Let’s prepare a specification class that will check that the date data it receives is 21st century. When we look at this class, we can see that it is a small piece of code and it is easy to write. However, we can see that this is a large block of code to repeat without a specification class.
One of the beautiful things about the specification design pattern is that it is reusable. If we use the date of birth of a user object that we have as a parameter, we can learn whether the person was born in the 21st century. In the example below, we obtain a random movie from the movie service and check whether this movie is published in the 21st century.
Querying Data via Specification Classes
We have seen the basic implementation and usage scenario of the specification design pattern. After this point, we will see how we can query data from external sources such as database by using the specification design pattern.
Let’s first take a look at our example model. We have a simple user class where we keep height and age information.
Now let’s start by preparing an abstract class from which the specification classes will be derived. This class will implement our ISpecification<T> interface. By doing so, it will also allow us to access query criteria from the Expression type.
We can now prepare the YoungerThanSpecification class, which will allow us to find people younger than X using the ExpressionSpecification class.

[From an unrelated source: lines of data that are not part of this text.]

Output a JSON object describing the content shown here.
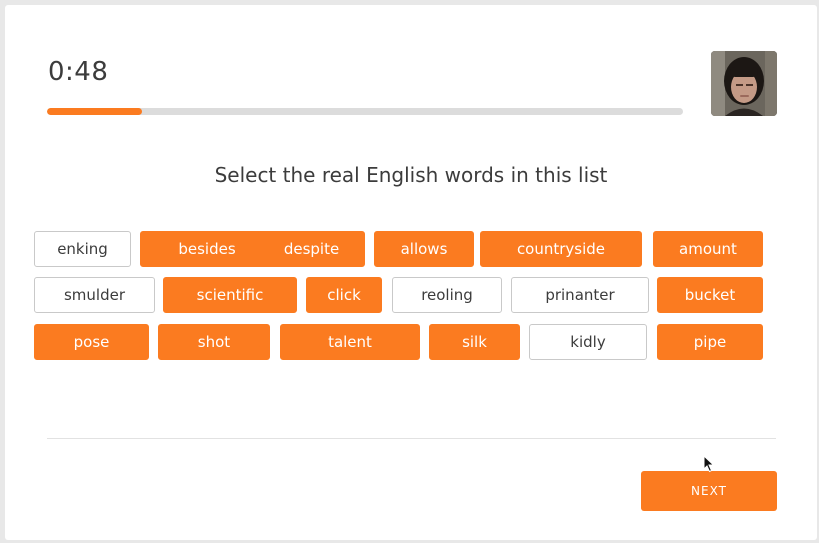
{
  "timer": "0:48",
  "progress": 0.15,
  "prompt": "Select the real English words in this list",
  "words": [
    {
      "text": "enking",
      "selected": false
    },
    {
      "text": "besides",
      "selected": true
    },
    {
      "text": "despite",
      "selected": true
    },
    {
      "text": "allows",
      "selected": true
    },
    {
      "text": "countryside",
      "selected": true
    },
    {
      "text": "amount",
      "selected": true
    },
    {
      "text": "smulder",
      "selected": false
    },
    {
      "text": "scientific",
      "selected": true
    },
    {
      "text": "click",
      "selected": true
    },
    {
      "text": "reoling",
      "selected": false
    },
    {
      "text": "prinanter",
      "selected": false
    },
    {
      "text": "bucket",
      "selected": true
    },
    {
      "text": "pose",
      "selected": true
    },
    {
      "text": "shot",
      "selected": true
    },
    {
      "text": "talent",
      "selected": true
    },
    {
      "text": "silk",
      "selected": true
    },
    {
      "text": "kidly",
      "selected": false
    },
    {
      "text": "pipe",
      "selected": true
    }
  ],
  "next_label": "NEXT",
  "colors": {
    "accent": "#fb7b20",
    "text": "#3c3c3c",
    "track": "#dcdcdc"
  },
  "icons": {
    "webcam": "webcam-preview-icon",
    "cursor": "mouse-pointer-icon"
  }
}
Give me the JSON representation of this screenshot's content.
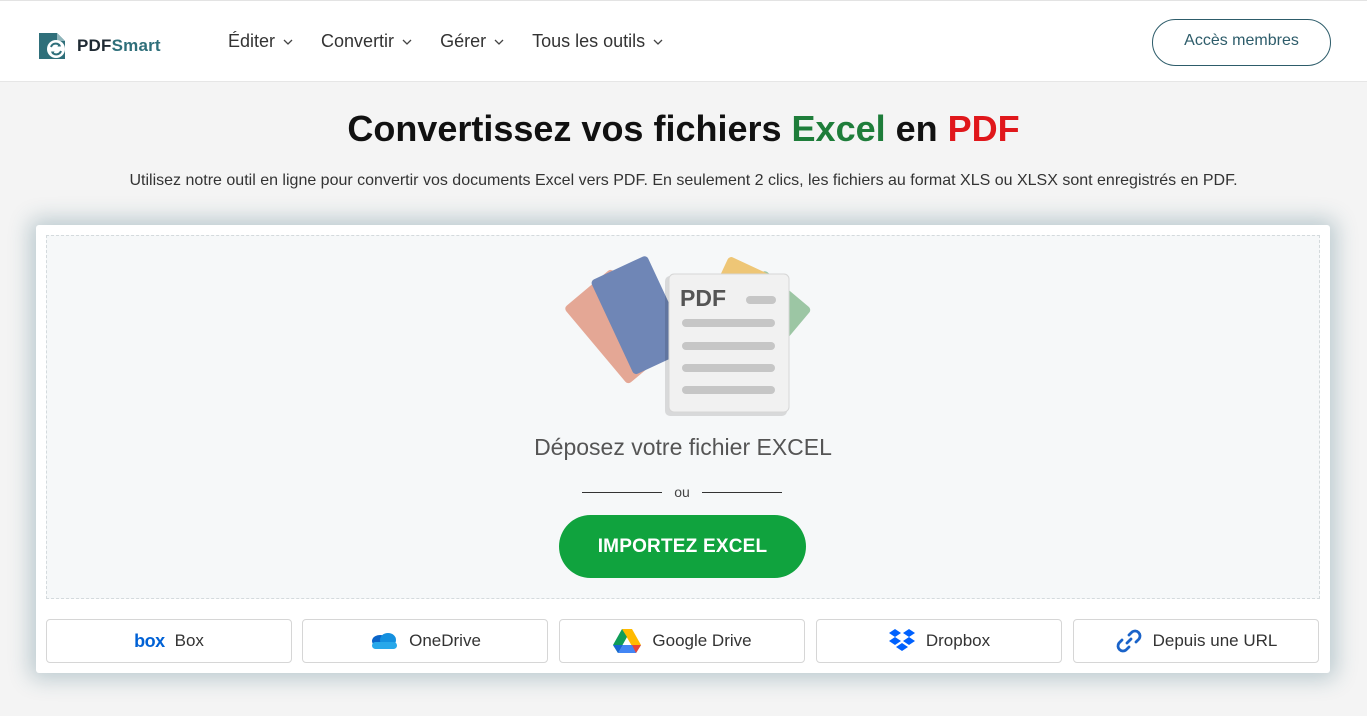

We can write extension methods to make the use of the specification class pleasing to the eye. Below we can see three different extension methods. The first one will allow us to check if single object meets a certain requirement or not. We will use the second method to filter out collection in memory, such as lists or arrays. We will use the last one when filtering data from external data sources. If we do not create our queries via IQueryable, Entity Framework will first try to store the data into memory and then filter it. This is a situation we would never want.
We can meet our need to filter data through the extension methods we designed. As an example scenario, we can consider an endpoint as below, where we filter our users according to age criteria.
Sometimes we restrict access to DbContext object belonging to Entity Framework and have special IRepository interfaces. In this case, merging specification criterias cannot be done on IQueryable object as above. We can take our first step with the IUserRepository interface for the solution we will develop.
You may have noticed that we accept a single specification in our repository interface. In this case we will need a dynamic specification class where we combine multiple specification criterias. Let’s start by creating this class. What our new class will do is actually save our new expression object created with the combination.
Let’s continue our process by creating the signature of the method that takes two ExpressionSpecification objects to combine their criterias.
By implementing the IExpressionSpecificationOperator interface, we can create a class as follows, where we have prepared the And operation. We will be using this logical operator to satisfy a request such as “I want our object to have X and Y features”.
We can now combine our specification classes and apply our business rules one after the other in a way that people can read more easily.
You can reach sample codes via this link. Considering the criterias we combined in the sample project, you can follow the queries that are executed in the database on the console screen.
I hope it has been a useful post. You can click this link to browse my other articles.